What is the lowest temperature rating of any connected termination, conductor or device? What is the connected load, or what is the calculated load in accordance with Article 220? Is the load or any part of the load continuous? What will be the maximum ambient temperature? How many current-carrying conductors will be in the raceway or cable? Will the conductors fall under the small-conductor rules in 240.4(D)? Will the conductors be feeder taps or transformer secondary conductors? Will the conductors supply any motors?

In the first two parts of this series, I covered termination temperature limitations; the third part covered continuous loads. Requirements for termination temperature limitations are in 110.14(C). Continuous load requirements are in 210.19(A)(1), 215.2(A)(1) and 230.42(A).

Conductors that supply continuous loads must also be sized to comply with the termination temperature provisions in 110.14(C). For example, a branch circuit will be installed in a nondwelling occupancy to supply power to a 16-ampere (A) continuous load. The circuit will be supplied from an existing 20A circuit breaker, and the temperature rating is not marked on the breaker. What is the minimum size THHN copper conductor required to supply power to this branch circuit?

Because this branch circuit load is a continuous load, multiply the load by 125 percent [210.19(A)(1)]. The conductors must have an ampacity of at least 20A (16 125% = 20). Table 310.15(B)(16), formerly Table 310.16, provides allowable ampacities for insulated conductors. Although a THHN conductor has a temperature rating of 90°C, the ampacity must not exceed the ampacity in the 60°C column.

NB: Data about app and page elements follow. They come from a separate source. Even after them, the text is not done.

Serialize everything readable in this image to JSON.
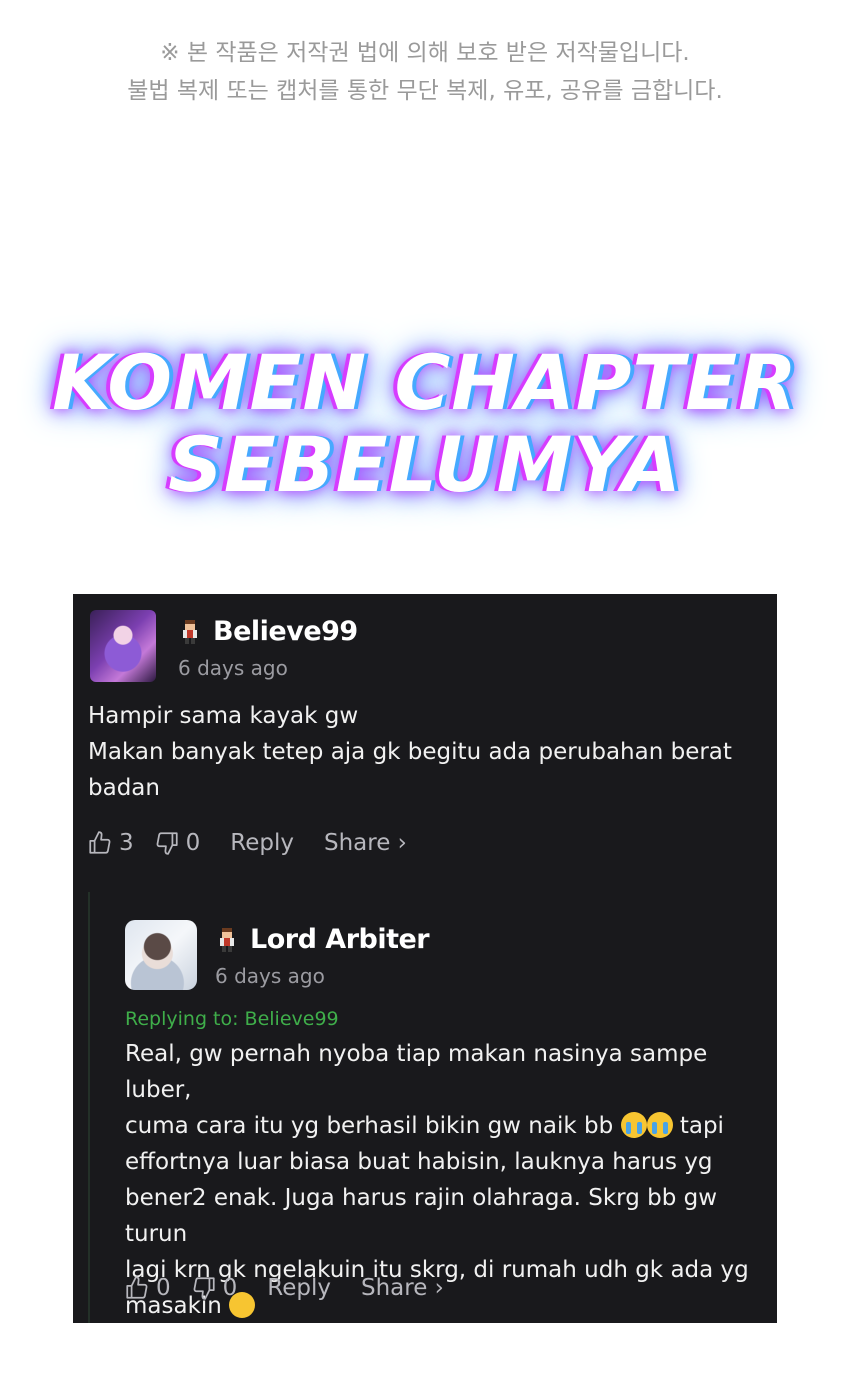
{
  "notice": {
    "line1": "※ 본 작품은 저작권 법에 의해 보호 받은 저작물입니다.",
    "line2": "불법 복제 또는 캡처를 통한 무단 복제, 유포, 공유를 금합니다."
  },
  "banner": {
    "line1": "KOMEN CHAPTER",
    "line2": "SEBELUMYA"
  },
  "comments": [
    {
      "username": "Believe99",
      "time": "6 days ago",
      "text": "Hampir sama kayak gw\nMakan banyak tetep aja gk begitu ada perubahan berat\nbadan",
      "likes": "3",
      "dislikes": "0",
      "reply_label": "Reply",
      "share_label": "Share ›"
    },
    {
      "username": "Lord Arbiter",
      "time": "6 days ago",
      "replying_to": "Replying to: Believe99",
      "text_part1": "Real, gw pernah nyoba tiap makan nasinya sampe luber,\ncuma cara itu yg berhasil bikin gw naik bb",
      "text_part2": "tapi\neffortnya luar biasa buat habisin, lauknya harus yg\nbener2 enak. Juga harus rajin olahraga. Skrg bb gw turun\nlagi krn gk ngelakuin itu skrg, di rumah udh gk ada yg\nmasakin",
      "likes": "0",
      "dislikes": "0",
      "reply_label": "Reply",
      "share_label": "Share ›"
    }
  ],
  "colors": {
    "card_bg": "#19191c",
    "reply_green": "#3fae4a",
    "muted": "#9b9ba1"
  },
  "icons": [
    "thumbs-up-icon",
    "thumbs-down-icon",
    "pixel-avatar-icon",
    "crying-face-emoji",
    "confounded-face-emoji"
  ]
}
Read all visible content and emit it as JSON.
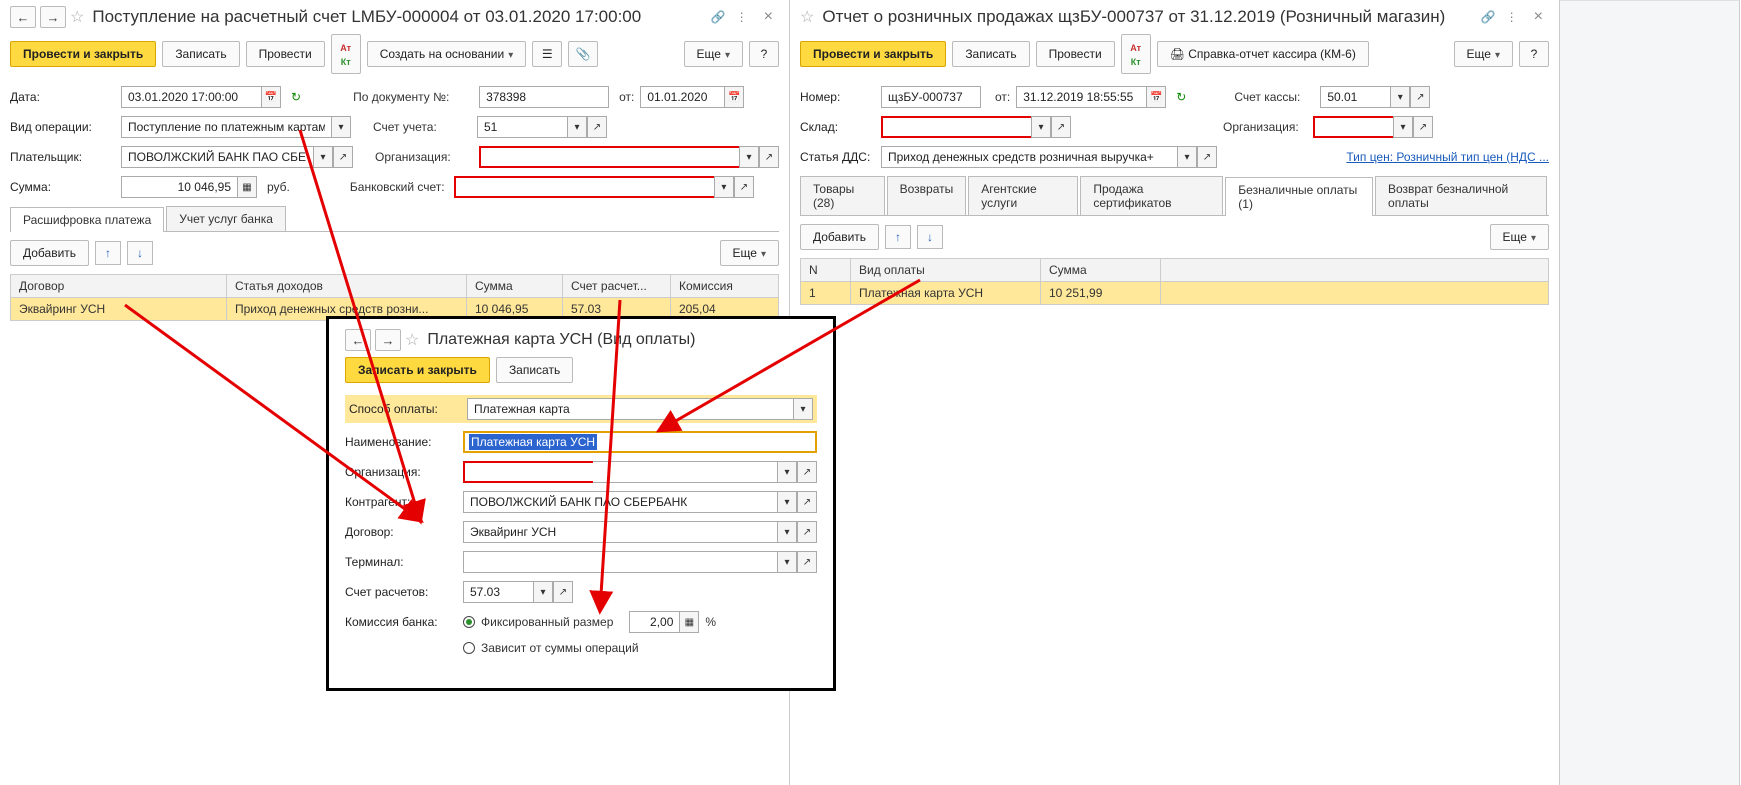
{
  "left": {
    "title": "Поступление на расчетный счет LMБУ-000004 от 03.01.2020 17:00:00",
    "cmd": {
      "post_close": "Провести и закрыть",
      "write": "Записать",
      "post": "Провести",
      "create_based": "Создать на основании",
      "more": "Еще"
    },
    "fields": {
      "date_lbl": "Дата:",
      "date": "03.01.2020 17:00:00",
      "docnum_lbl": "По документу №:",
      "docnum": "378398",
      "docdate_lbl": "от:",
      "docdate": "01.01.2020",
      "op_lbl": "Вид операции:",
      "op": "Поступление по платежным картам",
      "acc_lbl": "Счет учета:",
      "acc": "51",
      "payer_lbl": "Плательщик:",
      "payer": "ПОВОЛЖСКИЙ БАНК ПАО СБЕРБА",
      "org_lbl": "Организация:",
      "sum_lbl": "Сумма:",
      "sum": "10 046,95",
      "curr": "руб.",
      "bank_lbl": "Банковский счет:"
    },
    "tabs": {
      "t1": "Расшифровка платежа",
      "t2": "Учет услуг банка"
    },
    "add": "Добавить",
    "more2": "Еще",
    "cols": {
      "c1": "Договор",
      "c2": "Статья доходов",
      "c3": "Сумма",
      "c4": "Счет расчет...",
      "c5": "Комиссия"
    },
    "row": {
      "c1": "Эквайринг УСН",
      "c2": "Приход денежных средств розни...",
      "c3": "10 046,95",
      "c4": "57.03",
      "c5": "205,04"
    }
  },
  "right": {
    "title": "Отчет о розничных продажах щзБУ-000737 от 31.12.2019 (Розничный магазин)",
    "cmd": {
      "post_close": "Провести и закрыть",
      "write": "Записать",
      "post": "Провести",
      "report": "Справка-отчет кассира (КМ-6)",
      "more": "Еще"
    },
    "fields": {
      "num_lbl": "Номер:",
      "num": "щзБУ-000737",
      "date_lbl": "от:",
      "date": "31.12.2019 18:55:55",
      "cash_lbl": "Счет кассы:",
      "cash": "50.01",
      "wh_lbl": "Склад:",
      "org_lbl": "Организация:",
      "dds_lbl": "Статья ДДС:",
      "dds": "Приход денежных средств розничная выручка+",
      "price_link": "Тип цен: Розничный тип цен (НДС ..."
    },
    "tabs": {
      "t1": "Товары (28)",
      "t2": "Возвраты",
      "t3": "Агентские услуги",
      "t4": "Продажа сертификатов",
      "t5": "Безналичные оплаты (1)",
      "t6": "Возврат безналичной оплаты"
    },
    "add": "Добавить",
    "more2": "Еще",
    "cols": {
      "c1": "N",
      "c2": "Вид оплаты",
      "c3": "Сумма"
    },
    "row": {
      "c1": "1",
      "c2": "Платежная карта УСН",
      "c3": "10 251,99"
    }
  },
  "modal": {
    "title": "Платежная карта УСН (Вид оплаты)",
    "write_close": "Записать и закрыть",
    "write": "Записать",
    "f": {
      "method_lbl": "Способ оплаты:",
      "method": "Платежная карта",
      "name_lbl": "Наименование:",
      "name": "Платежная карта УСН",
      "org_lbl": "Организация:",
      "cagent_lbl": "Контрагент:",
      "cagent": "ПОВОЛЖСКИЙ БАНК ПАО СБЕРБАНК",
      "contract_lbl": "Договор:",
      "contract": "Эквайринг УСН",
      "term_lbl": "Терминал:",
      "acc_lbl": "Счет расчетов:",
      "acc": "57.03",
      "comm_lbl": "Комиссия банка:",
      "comm_fixed": "Фиксированный размер",
      "comm_val": "2,00",
      "pct": "%",
      "comm_var": "Зависит от суммы операций"
    }
  }
}
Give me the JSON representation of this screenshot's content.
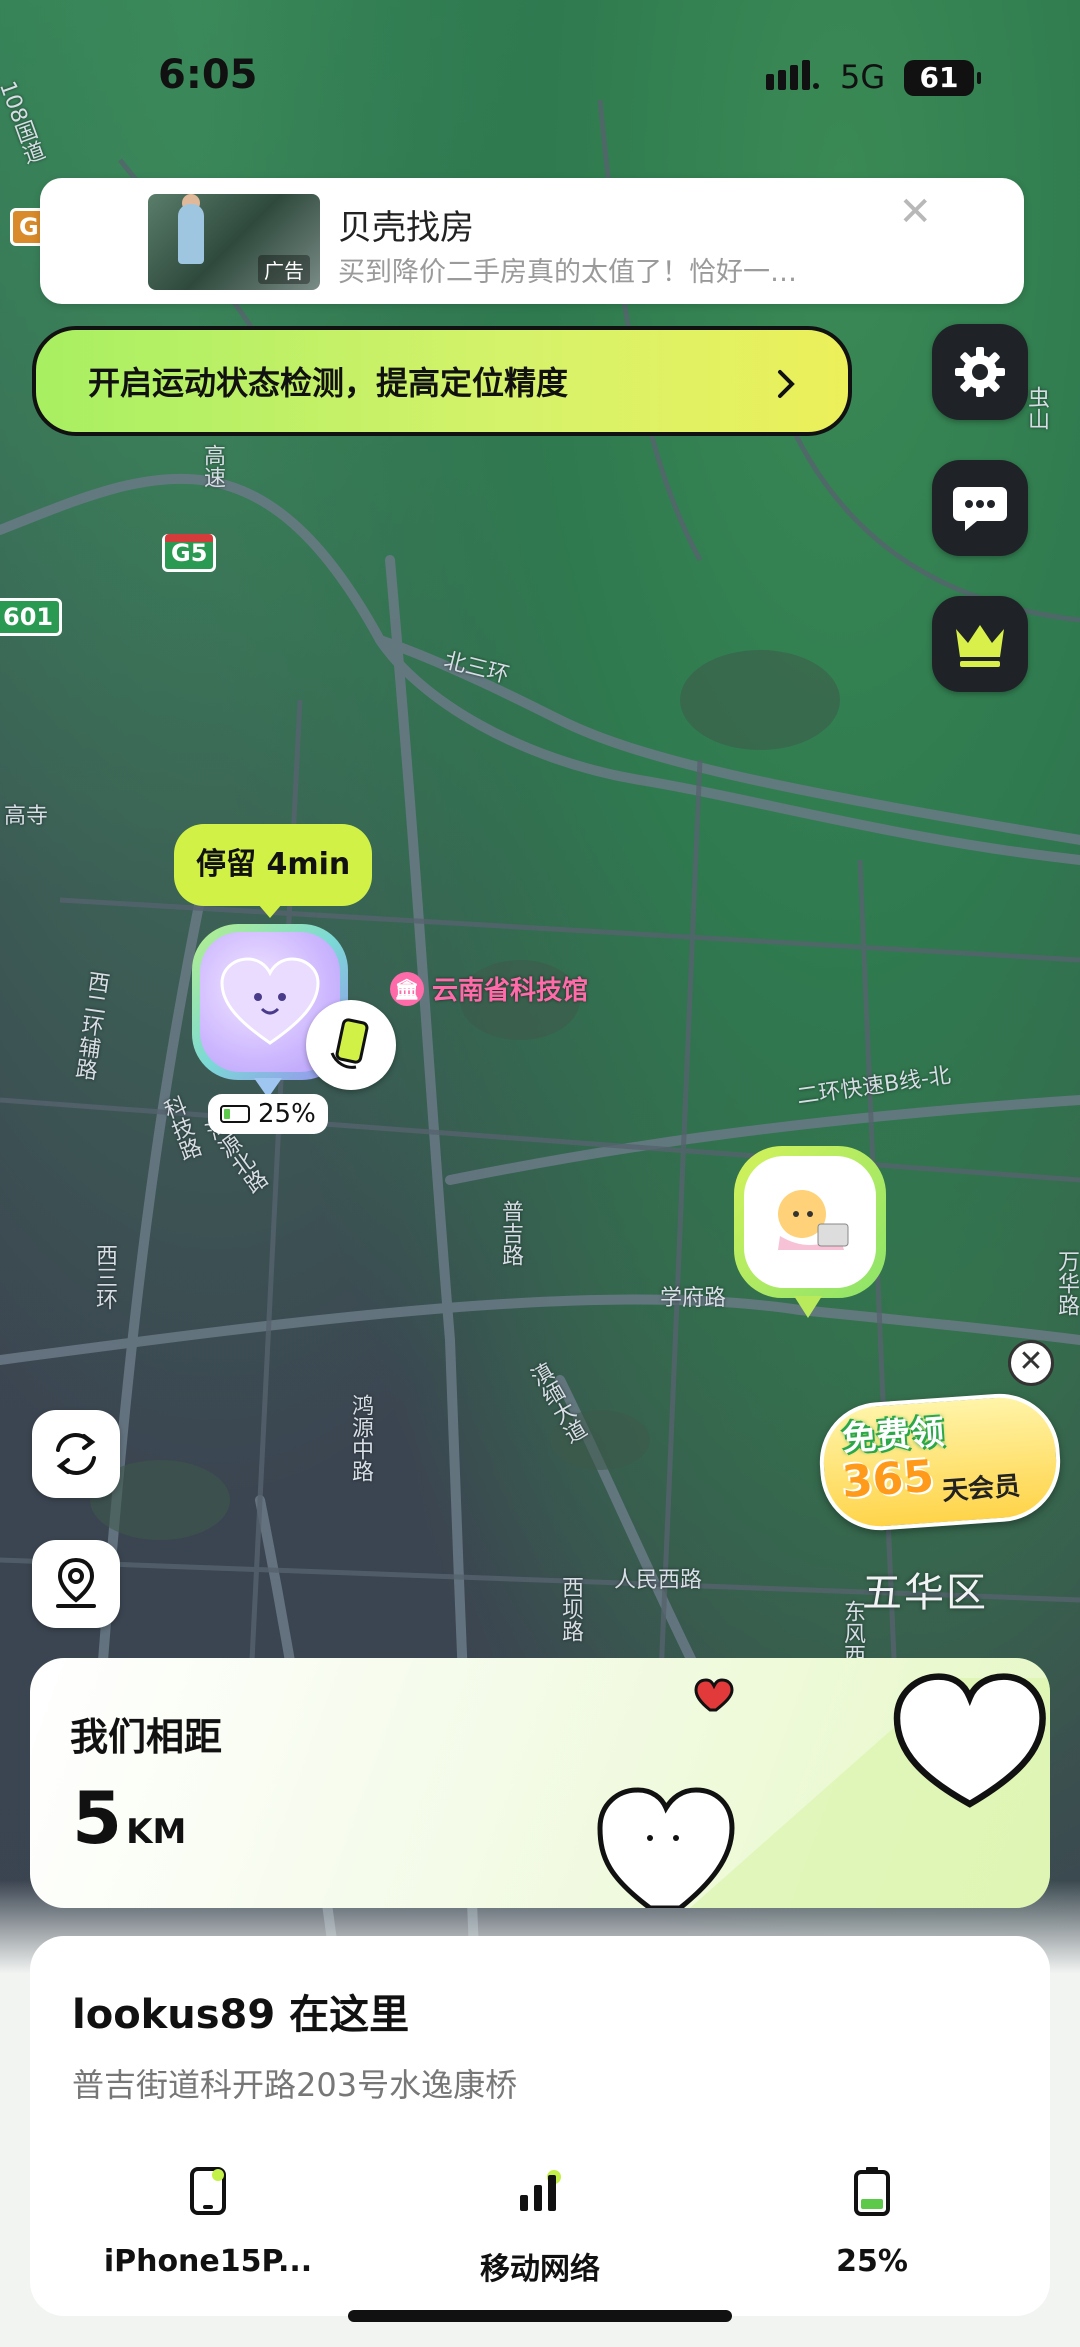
{
  "status_bar": {
    "time": "6:05",
    "network": "5G",
    "battery": "61"
  },
  "ad": {
    "title": "贝壳找房",
    "subtitle": "买到降价二手房真的太值了！恰好一…",
    "tag": "广告"
  },
  "motion_banner": {
    "label": "开启运动状态检测，提高定位精度"
  },
  "right_buttons": [
    {
      "icon": "gear-icon"
    },
    {
      "icon": "chat-icon"
    },
    {
      "icon": "crown-icon"
    }
  ],
  "map": {
    "labels": {
      "bei_san_huan": "北三环",
      "g5": "G5",
      "g_small": "G",
      "s601": "601",
      "road_108": "108国道",
      "gao_si": "高寺",
      "xi_er_huan": "西二环辅路",
      "ke_ji_lu": "科技路",
      "hai_yuan_bei_lu": "海源北路",
      "xi_san_huan": "西三环",
      "er_huan_kuaisu": "二环快速B线-北",
      "xue_fu_lu": "学府路",
      "pu_ji_lu": "普吉路",
      "dian_mian_da_dao": "滇缅大道",
      "hong_yuan": "鸿源中路",
      "ren_min_xi_lu": "人民西路",
      "xi_ba_lu": "西坝路",
      "dong_feng": "东风西",
      "wan_hua": "万华路",
      "chong_shan": "虫山",
      "gao_su": "高速",
      "district": "五华区"
    },
    "poi": {
      "name": "云南省科技馆",
      "icon": "museum-icon"
    }
  },
  "marker_self": {
    "stay_label": "停留 4min",
    "battery": "25%"
  },
  "promo": {
    "line1": "免费领",
    "line2": "365",
    "line3": "天会员"
  },
  "distance": {
    "title": "我们相距",
    "value": "5",
    "unit": "KM"
  },
  "info": {
    "title": "lookus89 在这里",
    "address": "普吉街道科开路203号水逸康桥",
    "stats": [
      {
        "label": "iPhone15P...",
        "icon": "phone-icon"
      },
      {
        "label": "移动网络",
        "icon": "cellular-icon"
      },
      {
        "label": "25%",
        "icon": "battery-icon"
      }
    ]
  },
  "colors": {
    "accent": "#d2f147",
    "marker_green": "#8ce36a",
    "dark_button": "#1f2328"
  }
}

Section 110.14(C)(1)(a) covers circuits rated 100A or less or marked for 14 AWG through 1 AWG conductors. While it is permissible to install a conductor with a higher temperature rating, the ampacity shall not exceed the 60°C ampacity of the conductor size used [110.14(C)(1)(a)(2)]. If any termination is either 60°C or unknown, the conductor’s maximum ampacity is listed in the 60°C column, regardless of the insulation rating of the conductor. The ampacity of a 12 AWG conductor in the 60°C column is 20A. Conductors supplying power to this branch circuit must be at least 12 AWG (see Figure 1).

It is not necessary to use the ampacity from the 60°C column if the equipment is listed and identified for use with such conductors [110.14(C)(1)(a)(3)]. This means the ampacity of a 75°C (or a 90°C) conductor can be based on the 75°C column if all the terminations are rated at least 75°C. For example, a 208-volt (V), single-phase branch circuit will be installed in a nondwelling occupancy to supply power to a 40A continuous load. The two-pole circuit breaker has a temperature rating of 75°C, and the termination on the other end also has a rating of 75°C. What are the minimum size THHN copper conductors required to supply power to this branch circuit? Because this branch circuit load is a continuous load, multiply the load by 125 percent [210.19(A)(1)]. The conductors must have an ampacity of at least 50A (40 125% = 50). Because all of the connection points in this example have at least a 75°C rating, the conductor’s ampacity can be based on the 75°C column. The ampacity of an 8 AWG conductor in the 75°C column is 50A. Conductors supplying power to this branch circuit must be at least 8 AWG (see Figure 2).